As we’ve learned so far, most political aims, whether it be democratization or continuance of authoritarian power, require a tricky balancing act between the elites, institutions, and the public. Proper planning can only get you so far, and the ability to adapt, mixed with external and internal factors, and just the right amount of luck and timing, are likely to have just as strong an effect as proper planning. In his book, The Dictator’s Dilemma, Dickson outlines how every prediction regarding the inevitable collapse of the CCP and the ensuing democratization in China has neglected a key aspect which I mentioned- the CCP’s ability to adapt.

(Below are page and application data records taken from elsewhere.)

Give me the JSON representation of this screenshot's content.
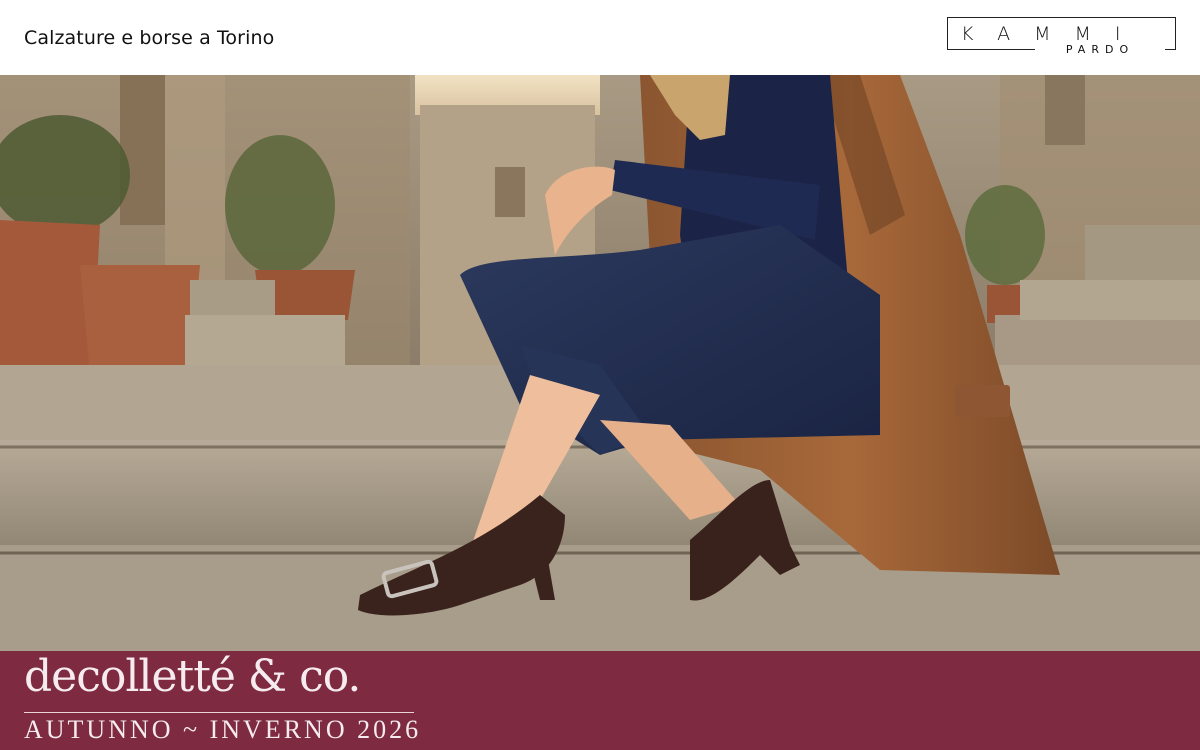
{
  "header": {
    "tagline": "Calzature e borse a Torino",
    "logo": {
      "brand": "KAMMI",
      "sub": "PARDO"
    }
  },
  "hero": {
    "photo_description_icon": "woman-seated-on-stone-steps-photo"
  },
  "banner": {
    "title": "decolletté & co.",
    "subtitle": "AUTUNNO ~ INVERNO 2026",
    "background": "#7e2a41"
  }
}
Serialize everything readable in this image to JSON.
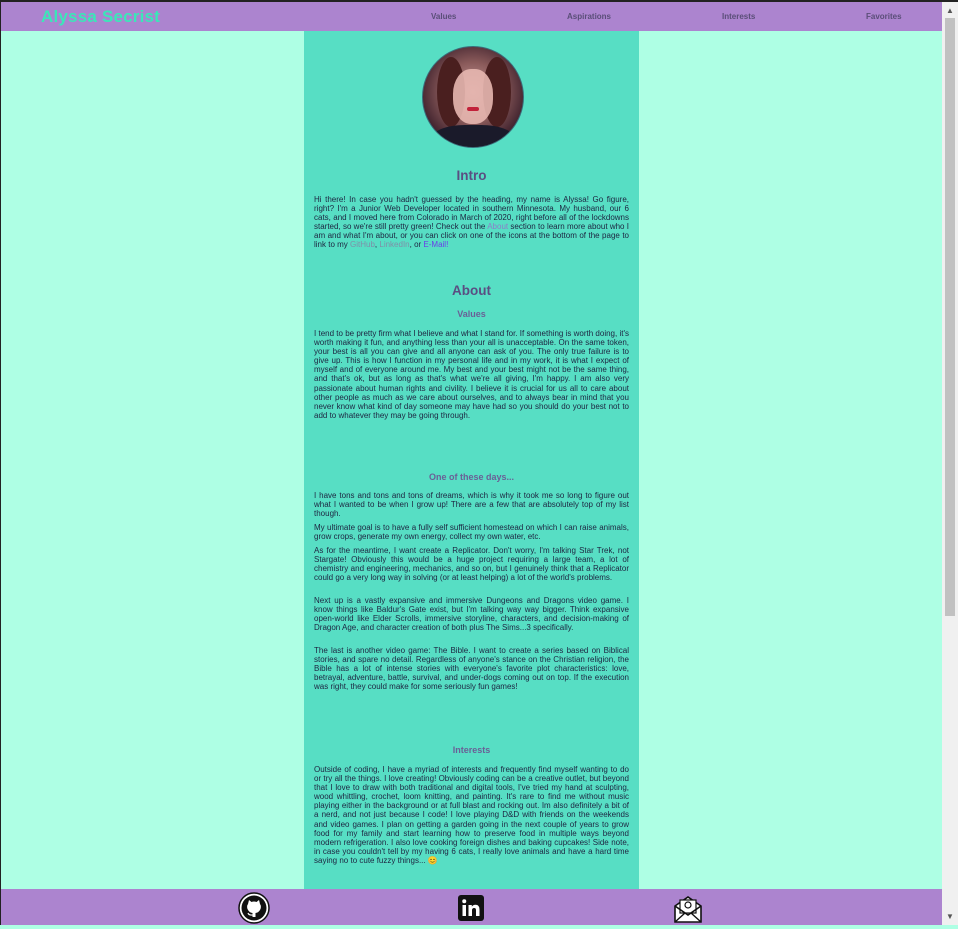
{
  "brand": "Alyssa Secrist",
  "nav": [
    "Values",
    "Aspirations",
    "Interests",
    "Favorites"
  ],
  "intro": {
    "title": "Intro",
    "p1": "Hi there! In case you hadn't guessed by the heading, my name is Alyssa! Go figure, right? I'm a Junior Web Developer located in southern Minnesota. My husband, our 6 cats, and I moved here from Colorado in March of 2020, right before all of the lockdowns started, so we're still pretty green! Check out the ",
    "about_link": "About",
    "p2": " section to learn more about who I am and what I'm about, or you can click on one of the icons at the bottom of the page to link to my ",
    "github_link": "GitHub",
    "comma": ", ",
    "linkedin_link": "LinkedIn",
    "or": ", or ",
    "email_link": "E-Mail!"
  },
  "about": {
    "title": "About",
    "values_title": "Values",
    "values_text": "I tend to be pretty firm what I believe and what I stand for. If something is worth doing, it's worth making it fun, and anything less than your all is unacceptable. On the same token, your best is all you can give and all anyone can ask of you. The only true failure is to give up. This is how I function in my personal life and in my work, it is what I expect of myself and of everyone around me. My best and your best might not be the same thing, and that's ok, but as long as that's what we're all giving, I'm happy. I am also very passionate about human rights and civility. I believe it is crucial for us all to care about other people as much as we care about ourselves, and to always bear in mind that you never know what kind of day someone may have had so you should do your best not to add to whatever they may be going through.",
    "aspirations_title": "One of these days...",
    "asp_p1": "I have tons and tons and tons of dreams, which is why it took me so long to figure out what I wanted to be when I grow up! There are a few that are absolutely top of my list though.",
    "asp_p2": "My ultimate goal is to have a fully self sufficient homestead on which I can raise animals, grow crops, generate my own energy, collect my own water, etc.",
    "asp_p3": "As for the meantime, I want create a Replicator. Don't worry, I'm talking Star Trek, not Stargate! Obviously this would be a huge project requiring a large team, a lot of chemistry and engineering, mechanics, and so on, but I genuinely think that a Replicator could go a very long way in solving (or at least helping) a lot of the world's problems.",
    "asp_p4": "Next up is a vastly expansive and immersive Dungeons and Dragons video game. I know things like Baldur's Gate exist, but I'm talking way way bigger. Think expansive open-world like Elder Scrolls, immersive storyline, characters, and decision-making of Dragon Age, and character creation of both plus The Sims...3 specifically.",
    "asp_p5": "The last is another video game: The Bible. I want to create a series based on Biblical stories, and spare no detail. Regardless of anyone's stance on the Christian religion, the Bible has a lot of intense stories with everyone's favorite plot characteristics: love, betrayal, adventure, battle, survival, and under-dogs coming out on top. If the execution was right, they could make for some seriously fun games!",
    "interests_title": "Interests",
    "interests_text": "Outside of coding, I have a myriad of interests and frequently find myself wanting to do or try all the things. I love creating! Obviously coding can be a creative outlet, but beyond that I love to draw with both traditional and digital tools, I've tried my hand at sculpting, wood whittling, crochet, loom knitting, and painting. It's rare to find me without music playing either in the background or at full blast and rocking out. Im also definitely a bit of a nerd, and not just because I code! I love playing D&D with friends on the weekends and video games. I plan on getting a garden going in the next couple of years to grow food for my family and start learning how to preserve food in multiple ways beyond modern refrigeration. I also love cooking foreign dishes and baking cupcakes! Side note, in case you couldn't tell by my having 6 cats, I really love animals and have a hard time saying no to cute fuzzy things... 😊"
  },
  "footer_icons": [
    "github-icon",
    "linkedin-icon",
    "email-icon"
  ],
  "colors": {
    "page_bg": "#aeffe4",
    "nav_bg": "#ac84cf",
    "content_bg": "#57dec4",
    "brand": "#3ce6b8",
    "heading": "#5a4e82"
  }
}
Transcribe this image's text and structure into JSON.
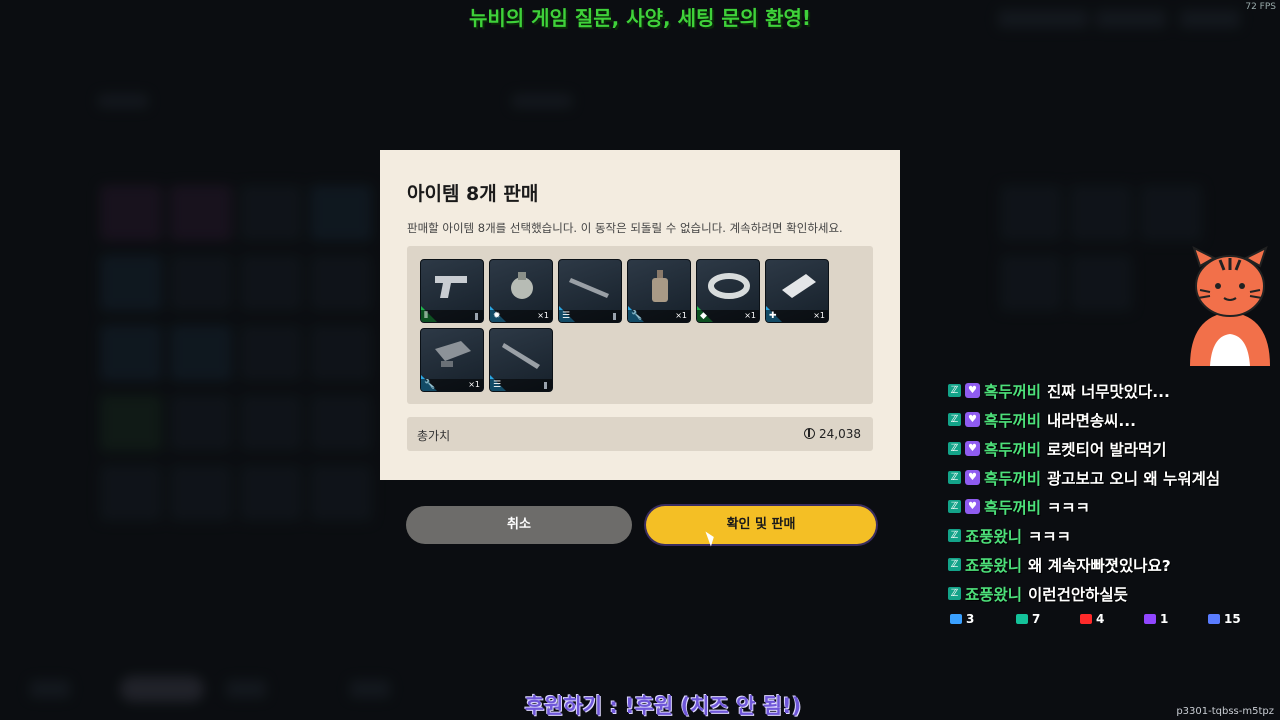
{
  "overlay": {
    "top_banner": "뉴비의 게임 질문, 사양, 세팅 문의 환영!",
    "fps": "72 FPS",
    "bottom_banner": "후원하기 : !후원 (치즈 안 됨!)",
    "stream_id": "p3301-tqbss-m5tpz"
  },
  "dialog": {
    "title": "아이템 8개 판매",
    "description": "판매할 아이템 8개를 선택했습니다. 이 동작은 되돌릴 수 없습니다. 계속하려면 확인하세요.",
    "items": [
      {
        "name": "pistol",
        "rarity": "green",
        "foot_icon": "ammo-icon",
        "qty": ""
      },
      {
        "name": "grenade",
        "rarity": "blue",
        "foot_icon": "explosive-icon",
        "qty": "×1"
      },
      {
        "name": "rifle",
        "rarity": "blue",
        "foot_icon": "list-icon",
        "qty": ""
      },
      {
        "name": "bottle",
        "rarity": "blue",
        "foot_icon": "wrench-icon",
        "qty": "×1"
      },
      {
        "name": "coil",
        "rarity": "green",
        "foot_icon": "gem-icon",
        "qty": "×1"
      },
      {
        "name": "bandage",
        "rarity": "blue",
        "foot_icon": "medkit-icon",
        "qty": "×1"
      },
      {
        "name": "metal-part",
        "rarity": "blue",
        "foot_icon": "wrench-icon",
        "qty": "×1"
      },
      {
        "name": "rifle-2",
        "rarity": "blue",
        "foot_icon": "list-icon",
        "qty": ""
      }
    ],
    "total_label": "총가치",
    "total_value": "24,038",
    "cancel_label": "취소",
    "confirm_label": "확인 및 판매"
  },
  "chat": {
    "messages": [
      {
        "badge": "heart",
        "user": "흑두꺼비",
        "text": "진짜 너무맛있다..."
      },
      {
        "badge": "heart",
        "user": "흑두꺼비",
        "text": "내라면송씨..."
      },
      {
        "badge": "heart",
        "user": "흑두꺼비",
        "text": "로켓티어 발라먹기"
      },
      {
        "badge": "heart",
        "user": "흑두꺼비",
        "text": "광고보고 오니 왜 누워계심"
      },
      {
        "badge": "heart",
        "user": "흑두꺼비",
        "text": "ㅋㅋㅋ"
      },
      {
        "badge": "",
        "user": "죠풍왔니",
        "text": "ㅋㅋㅋ"
      },
      {
        "badge": "",
        "user": "죠풍왔니",
        "text": "왜 계속자빠졋있나요?"
      },
      {
        "badge": "",
        "user": "죠풍왔니",
        "text": "이런건안하실듯"
      }
    ],
    "stats": [
      {
        "icon": "link-icon",
        "color": "#3aa0ff",
        "value": "3"
      },
      {
        "icon": "chzzk-icon",
        "color": "#14c29a",
        "value": "7"
      },
      {
        "icon": "youtube-icon",
        "color": "#ff2a2a",
        "value": "4"
      },
      {
        "icon": "twitch-icon",
        "color": "#9146ff",
        "value": "1"
      },
      {
        "icon": "discord-icon",
        "color": "#5a7cff",
        "value": "15"
      }
    ]
  }
}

During the Post-Mao period, the CCP has done a undeniably impressive Goldilocks approach to their maintenance of power and authority. Not only has it identified and prioritized the areas in which to focus their efforts in order to maintain public support (such as keeping personal incomes on the rise rather than overall GDP) but it has done so by doing “just the right amount, not too much, and not too little”. This is the CCP’s ability to adapt, and their strategy for survival. As Dickson outlines, this applies to nearly every sector of Chinese political, economic, and social life. There has been just the right amount of economic reform and modernization, consolidating support (and thus power) through the rise of personal incomes, without needing to overly-focus on matching that rise in aggregate economic growth. There has been just the right amount of political reform, by increasing consultation and responsiveness to public opinion, though still always in support of the Party, and without developing any real and transparent accountability. There has been just the right amount of public goods distribution, such as education, healthcare, and poverty alleviation. This goes against the Mesquita argument of “bad policy, good politics” for authoritarian regimes, as the CCP’s biggest threat does not truly seem to come from insider elites, but public support, so distribution of resources to the public instead of elites is a key tact of the Party. There has been just the right amount of NGO support and assistance, which further increases public resources and support. There has been just the right amount of allowance for a civil society, which relates back to both NGO support and consultation on important issues and responsiveness to the public. There has been just the right amount of nationalism and traditional values, especially as it pertains to Confucius traditions and practices in society, and the Party equating patriotism with Party support. There has been just the right amount of repression and control of information, as the CCP allows for the opening of certain informational channels, outlets, and access to media, while also limiting the space for dissenting perspectives and historical accounts. And lastly, there has been just the right amount of democratic progress to keep Chinese citizens believing that progress is being made towards democracy, while still conceding that China is still “just not ready yet”. It has been this balancing act and ability to adapt which has allowed the CCP to remain in power for almost 3 decades, all while maintain high levels of public support. However, Dickson makes the important note that while these short-term benefits and adaptations have allowed this to continue, it is uncertain what the long-term costs and what issues may arise in the future for the CCP.
One more quick remindet that we’re not meeting today. I’ll see you all Monday!